A person not in possession of an instrument is entitled to enforce the instrument if (i) the person was in possession of the instrument and entitled to enforce it when loss of possession occurred; (ii) the loss of possession was not the result of a transfer by the person or a lawful seizure; and (iii) the person cannot reasonably obtain possession of the instrument because the instrument was destroyed, its whereabouts cannot be determined, or it is in the wrongful possession of an unknown person or a person that cannot be found or is not amenable to service of process.
Section 3-309 is a modification of former § 3-804. As the comments to § 3-309 reflect, the modified version provides for the rights of "a person entitled to enforce the instrument" at the time of loss, and not of the "owner" of the instrument. Caddo Parish-Villas does not contest the fact that HUD was the "person" entitled to enforce the instrument when it was lost. Nor does it claim that the loss of possession was a result of a transfer by HUD or unlawful seizure or that the instrument could not be reasonably obtained. Therefore, the sole issue for purposes of this appeal is whether Beal Bank, as an assignee of the note from the HUD, may enforce the note under § 3-309.
Section 1-103 of the Louisiana UCC chapter mandates that, in the absence of a specific provision in that chapter, "the other laws of Louisiana shall apply." Louisiana law provides that "all rights may be assigned, with the exception of those pertaining to obligations that are strictly personal. The assignee is subrogated to the rights of the assignor against the debtor."5 Additionally, Article 2654 provides that, "The assignor of a right must deliver to the assignee all documents in his possession that evidence the right. Nevertheless, a failure by the assignor to deliver such documents does not affect the validity of the assignment."
The right to enforce a negotiable instrument is not a strictly personal obligation.6 It therefore may be assigned. It is undisputed that HUD validly assigned all of its rights under the note to Beal Bank. That assignment included any and all rights of enforcement that HUD had. Accordingly, as the assignee of HUD, Beal Bank may enforce the note against Caddo Parish-Villas upon demonstrating that HUD satisfied the requirements of § 3-309. The district court found that Beal Bank had presented sufficient evidence to prove that: (1) HUD was in possession of the note when the loss occurred; (2) the loss of possession was not the result of a transfer or unlawful seziure; and (3) possession of the note cannot reasonably be obtained because its whereabouts cannot be determined. Finally, the district court also found that Beal Bank had proven the terms of the instrument by submitting a copy of the note and mortgage at the bankruptcy proceeding. The record fully supports these findings.
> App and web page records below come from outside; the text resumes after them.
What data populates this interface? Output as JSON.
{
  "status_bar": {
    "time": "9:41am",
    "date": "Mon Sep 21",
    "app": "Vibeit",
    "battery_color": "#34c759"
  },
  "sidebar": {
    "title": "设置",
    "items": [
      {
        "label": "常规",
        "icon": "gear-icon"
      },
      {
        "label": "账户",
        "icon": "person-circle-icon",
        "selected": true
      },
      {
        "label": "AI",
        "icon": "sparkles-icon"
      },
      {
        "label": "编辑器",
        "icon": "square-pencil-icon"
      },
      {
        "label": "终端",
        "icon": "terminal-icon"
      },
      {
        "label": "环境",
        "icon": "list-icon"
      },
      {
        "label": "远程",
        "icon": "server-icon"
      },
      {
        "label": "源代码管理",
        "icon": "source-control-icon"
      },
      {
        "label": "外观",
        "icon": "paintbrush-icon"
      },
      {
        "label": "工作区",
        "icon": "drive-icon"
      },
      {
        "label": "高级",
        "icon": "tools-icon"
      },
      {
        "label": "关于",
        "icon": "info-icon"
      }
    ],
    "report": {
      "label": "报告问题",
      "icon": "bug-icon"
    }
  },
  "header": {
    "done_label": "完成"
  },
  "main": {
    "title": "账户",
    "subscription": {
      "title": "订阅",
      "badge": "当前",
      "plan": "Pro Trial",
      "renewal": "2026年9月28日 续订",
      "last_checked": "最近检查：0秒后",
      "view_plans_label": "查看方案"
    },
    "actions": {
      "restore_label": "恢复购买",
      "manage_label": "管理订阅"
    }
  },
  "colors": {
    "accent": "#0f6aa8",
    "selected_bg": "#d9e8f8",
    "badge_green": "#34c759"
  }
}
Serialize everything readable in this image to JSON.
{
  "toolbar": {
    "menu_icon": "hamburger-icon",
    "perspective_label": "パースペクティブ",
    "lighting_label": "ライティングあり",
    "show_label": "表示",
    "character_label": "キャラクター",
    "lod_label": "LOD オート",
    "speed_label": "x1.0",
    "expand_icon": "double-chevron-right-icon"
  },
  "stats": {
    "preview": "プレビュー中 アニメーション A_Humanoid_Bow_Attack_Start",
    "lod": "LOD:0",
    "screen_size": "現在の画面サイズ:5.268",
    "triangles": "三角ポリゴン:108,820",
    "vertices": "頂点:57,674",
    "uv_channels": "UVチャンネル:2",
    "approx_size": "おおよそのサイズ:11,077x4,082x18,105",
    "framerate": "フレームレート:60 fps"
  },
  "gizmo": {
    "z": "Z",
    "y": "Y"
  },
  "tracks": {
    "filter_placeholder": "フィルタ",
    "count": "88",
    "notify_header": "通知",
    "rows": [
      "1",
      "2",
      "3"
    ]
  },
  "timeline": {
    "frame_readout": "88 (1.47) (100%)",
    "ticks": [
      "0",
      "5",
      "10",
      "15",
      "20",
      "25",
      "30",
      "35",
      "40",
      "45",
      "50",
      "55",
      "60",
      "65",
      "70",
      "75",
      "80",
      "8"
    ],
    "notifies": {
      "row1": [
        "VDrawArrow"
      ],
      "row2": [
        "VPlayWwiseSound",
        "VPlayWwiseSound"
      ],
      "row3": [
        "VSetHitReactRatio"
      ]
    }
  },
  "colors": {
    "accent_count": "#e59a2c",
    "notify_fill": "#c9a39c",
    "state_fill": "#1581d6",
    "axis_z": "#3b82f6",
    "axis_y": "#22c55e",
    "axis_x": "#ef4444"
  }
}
Beal Bank has satisfied all of the requirements of § 3-309 and it is therefore entitled to enforce the note. The judgment appealed is AFFIRMED.
1999 WL 476865 (N.D. Tex., July 7, 1999).
Id. at *3 (internal citation omitted).
Beal Bank, S.S.B. v. Caddo Parish-Villas South, Ltd., 218 B.R. 851, 855 (N.D. Tex. 1998).
Southeast Investments v. Clade, 212 F.3d 595 (5th Cir. 2000).
La. Civ. Code Art. 2642.
La. Civ. Code Art. 1766 ("An obligation is strictly personal when its performance can be enforced only be the obligee, or only against the obligor.").